We left-libertarians favor a society, as Kropotkin phrased it in his Britannica article on “Anarchism,” in which harmony is achieved, “not by submission to law, or by obedience to any authority, but by free agreements concluded between the various groups, territorial and professional, freely constituted for the sake of production and consumption,” a society arrived at by a process in which “voluntary associations” grow to “cover all the fields of human activity” and eventually “substitute themselves for the state in all its functions.” This is fully compatible with everything from money exchange to peer-production, to commons governance of natural resources, to mutuals, friendly societies, and other solidaristic institutions for pooling risk and income, to moneyless communism and production for use in favelas, squats and cohousing associations. This is our free market. This is our socialism. Everything voluntary is compatible with this vision. Institutions based on robbery, force and authority — like the state and the large corporation — are not.
My purpose here has not been to argue that the political attitudes of Millennials coincide perfectly with what we on the libertarian left believe. But I do think there are some fundamentally different ideas prevalent among Millennials that set them off from previous generations. The acceptance of horizontal forms of collaboration and sharing as a fact of life, their instinct to bypass irrational constraints from authority figures, the approach to politics reflected by large-scale disillusionment with Obama and the rise of Occupy, etc., don’t necessarily overlap a whole lot with conventionally libertarian positions on specific policy issues, but I think they reflect an existentially libertarian reaction to authority in their everyday lives. They also prefigure basic organizational paradigms of a successor society structured on fundamentally different lines from the Weberian/Fordist assumptions of the 20th century. Millennials may not be ideologically hostile to the state as an entity, but they are naturally suspicious of authority and direction from the top, and are much more accustomed to problem-solving approaches that involve direct collaboration with their peers to get things done rather than trying to persuade institutions to change their policies.

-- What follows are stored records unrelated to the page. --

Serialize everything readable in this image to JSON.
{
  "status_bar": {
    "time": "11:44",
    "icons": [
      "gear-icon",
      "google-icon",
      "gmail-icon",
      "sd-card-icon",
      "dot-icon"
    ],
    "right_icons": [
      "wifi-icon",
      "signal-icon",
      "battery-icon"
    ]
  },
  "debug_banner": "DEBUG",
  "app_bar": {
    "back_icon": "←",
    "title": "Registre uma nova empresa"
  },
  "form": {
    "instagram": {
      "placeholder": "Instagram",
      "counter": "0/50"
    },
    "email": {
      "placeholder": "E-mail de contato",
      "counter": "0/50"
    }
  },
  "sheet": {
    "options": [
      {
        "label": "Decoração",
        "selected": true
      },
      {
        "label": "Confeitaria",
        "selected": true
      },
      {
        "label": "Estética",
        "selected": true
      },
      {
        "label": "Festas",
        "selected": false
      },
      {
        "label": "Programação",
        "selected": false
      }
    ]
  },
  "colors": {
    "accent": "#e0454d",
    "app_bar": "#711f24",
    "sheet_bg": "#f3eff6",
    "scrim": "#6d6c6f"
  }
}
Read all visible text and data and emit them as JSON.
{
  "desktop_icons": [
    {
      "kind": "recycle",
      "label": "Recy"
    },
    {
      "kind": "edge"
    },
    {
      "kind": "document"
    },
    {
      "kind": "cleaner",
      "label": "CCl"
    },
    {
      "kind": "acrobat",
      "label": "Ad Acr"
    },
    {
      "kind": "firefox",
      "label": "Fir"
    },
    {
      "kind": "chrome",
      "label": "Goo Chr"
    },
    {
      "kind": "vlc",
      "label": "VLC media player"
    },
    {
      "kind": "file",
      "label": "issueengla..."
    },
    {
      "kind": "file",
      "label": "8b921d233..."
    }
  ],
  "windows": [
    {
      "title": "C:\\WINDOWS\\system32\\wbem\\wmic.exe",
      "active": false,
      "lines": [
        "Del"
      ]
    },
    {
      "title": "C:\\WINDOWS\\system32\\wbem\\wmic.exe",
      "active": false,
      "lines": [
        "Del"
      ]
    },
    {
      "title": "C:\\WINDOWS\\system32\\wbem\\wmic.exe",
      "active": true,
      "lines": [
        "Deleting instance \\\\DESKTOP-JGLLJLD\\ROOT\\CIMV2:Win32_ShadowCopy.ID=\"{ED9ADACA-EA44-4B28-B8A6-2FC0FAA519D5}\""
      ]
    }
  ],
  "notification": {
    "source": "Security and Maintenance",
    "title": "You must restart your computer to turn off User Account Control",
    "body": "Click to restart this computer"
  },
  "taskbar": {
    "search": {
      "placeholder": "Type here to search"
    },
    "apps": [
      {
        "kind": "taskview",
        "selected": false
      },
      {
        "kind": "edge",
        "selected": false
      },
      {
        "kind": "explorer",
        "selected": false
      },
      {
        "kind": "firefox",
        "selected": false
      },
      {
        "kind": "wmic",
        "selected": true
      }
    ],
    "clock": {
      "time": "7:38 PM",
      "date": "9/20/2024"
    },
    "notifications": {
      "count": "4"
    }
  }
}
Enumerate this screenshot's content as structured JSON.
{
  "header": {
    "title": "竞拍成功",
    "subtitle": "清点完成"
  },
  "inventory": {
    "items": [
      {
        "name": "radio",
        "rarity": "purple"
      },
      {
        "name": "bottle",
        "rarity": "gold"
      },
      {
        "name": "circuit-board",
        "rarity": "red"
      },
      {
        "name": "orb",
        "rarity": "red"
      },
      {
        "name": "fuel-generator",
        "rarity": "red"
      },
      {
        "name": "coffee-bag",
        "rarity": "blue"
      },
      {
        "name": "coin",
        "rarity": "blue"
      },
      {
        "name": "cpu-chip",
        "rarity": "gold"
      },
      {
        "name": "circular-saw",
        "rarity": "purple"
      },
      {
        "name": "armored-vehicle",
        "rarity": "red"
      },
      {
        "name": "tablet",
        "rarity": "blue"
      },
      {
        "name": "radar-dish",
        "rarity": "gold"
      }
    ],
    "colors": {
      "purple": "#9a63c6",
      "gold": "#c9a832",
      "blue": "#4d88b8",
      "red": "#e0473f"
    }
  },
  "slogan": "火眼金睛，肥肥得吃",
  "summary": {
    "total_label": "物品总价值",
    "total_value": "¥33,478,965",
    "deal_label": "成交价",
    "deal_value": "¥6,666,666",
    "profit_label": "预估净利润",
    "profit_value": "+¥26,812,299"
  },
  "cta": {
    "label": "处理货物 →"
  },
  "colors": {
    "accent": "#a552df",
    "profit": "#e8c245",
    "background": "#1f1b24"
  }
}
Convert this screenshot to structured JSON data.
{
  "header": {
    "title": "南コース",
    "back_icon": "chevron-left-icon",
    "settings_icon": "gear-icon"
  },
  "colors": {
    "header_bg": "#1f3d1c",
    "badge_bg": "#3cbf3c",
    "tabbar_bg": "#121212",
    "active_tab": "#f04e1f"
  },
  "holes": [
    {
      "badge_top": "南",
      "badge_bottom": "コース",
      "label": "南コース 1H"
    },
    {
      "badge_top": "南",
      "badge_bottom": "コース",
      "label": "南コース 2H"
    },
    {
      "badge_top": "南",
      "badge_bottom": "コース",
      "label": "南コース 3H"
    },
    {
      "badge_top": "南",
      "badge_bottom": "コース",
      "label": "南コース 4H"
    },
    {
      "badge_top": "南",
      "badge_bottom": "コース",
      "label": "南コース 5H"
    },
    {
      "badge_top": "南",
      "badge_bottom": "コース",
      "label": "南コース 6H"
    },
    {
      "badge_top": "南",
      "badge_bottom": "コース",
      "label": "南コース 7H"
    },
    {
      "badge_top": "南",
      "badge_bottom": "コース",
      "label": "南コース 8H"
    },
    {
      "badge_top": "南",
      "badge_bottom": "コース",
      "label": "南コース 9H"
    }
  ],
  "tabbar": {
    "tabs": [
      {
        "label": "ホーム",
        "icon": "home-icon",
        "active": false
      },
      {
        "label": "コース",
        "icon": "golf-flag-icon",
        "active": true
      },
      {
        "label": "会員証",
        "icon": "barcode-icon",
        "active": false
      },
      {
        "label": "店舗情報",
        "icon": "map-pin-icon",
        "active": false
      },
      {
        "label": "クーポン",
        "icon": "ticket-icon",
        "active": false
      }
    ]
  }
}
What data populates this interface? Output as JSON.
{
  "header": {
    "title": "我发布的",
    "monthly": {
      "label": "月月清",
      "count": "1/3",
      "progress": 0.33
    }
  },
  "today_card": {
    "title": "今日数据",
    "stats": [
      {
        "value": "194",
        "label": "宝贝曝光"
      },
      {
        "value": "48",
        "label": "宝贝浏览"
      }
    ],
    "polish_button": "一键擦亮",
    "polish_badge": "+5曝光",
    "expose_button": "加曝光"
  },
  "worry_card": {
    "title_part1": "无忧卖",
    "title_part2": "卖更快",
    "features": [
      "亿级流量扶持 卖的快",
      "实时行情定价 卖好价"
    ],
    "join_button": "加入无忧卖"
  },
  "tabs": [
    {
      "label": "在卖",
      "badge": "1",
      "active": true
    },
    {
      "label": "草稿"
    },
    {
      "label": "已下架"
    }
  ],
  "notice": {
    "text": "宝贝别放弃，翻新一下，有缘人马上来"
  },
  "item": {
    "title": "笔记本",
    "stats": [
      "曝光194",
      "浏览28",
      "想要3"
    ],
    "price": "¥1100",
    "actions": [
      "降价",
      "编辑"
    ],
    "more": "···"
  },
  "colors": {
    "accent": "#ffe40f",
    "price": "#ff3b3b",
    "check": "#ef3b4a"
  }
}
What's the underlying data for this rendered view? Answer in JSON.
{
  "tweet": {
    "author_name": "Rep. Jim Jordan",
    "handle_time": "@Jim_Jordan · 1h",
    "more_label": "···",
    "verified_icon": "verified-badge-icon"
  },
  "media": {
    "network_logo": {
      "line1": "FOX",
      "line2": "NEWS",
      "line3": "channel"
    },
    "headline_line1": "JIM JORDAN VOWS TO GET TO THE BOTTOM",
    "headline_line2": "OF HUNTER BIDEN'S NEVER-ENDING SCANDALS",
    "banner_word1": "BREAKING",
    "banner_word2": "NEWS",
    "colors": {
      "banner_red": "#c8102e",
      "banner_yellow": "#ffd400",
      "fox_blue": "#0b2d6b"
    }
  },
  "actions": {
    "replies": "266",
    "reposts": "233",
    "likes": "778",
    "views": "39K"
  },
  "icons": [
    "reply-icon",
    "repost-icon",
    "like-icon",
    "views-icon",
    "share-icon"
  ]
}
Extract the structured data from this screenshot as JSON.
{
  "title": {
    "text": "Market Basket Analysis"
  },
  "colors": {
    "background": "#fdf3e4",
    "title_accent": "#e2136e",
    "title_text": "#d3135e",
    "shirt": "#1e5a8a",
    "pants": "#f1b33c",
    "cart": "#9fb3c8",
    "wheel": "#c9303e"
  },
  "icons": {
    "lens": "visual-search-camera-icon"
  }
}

So Ekins and the people at Reason need to stop worrying about teaching Millennials the “correct” definitions, or pigeonholing their beliefs into industrial age conceptual categories — and start listening to them instead.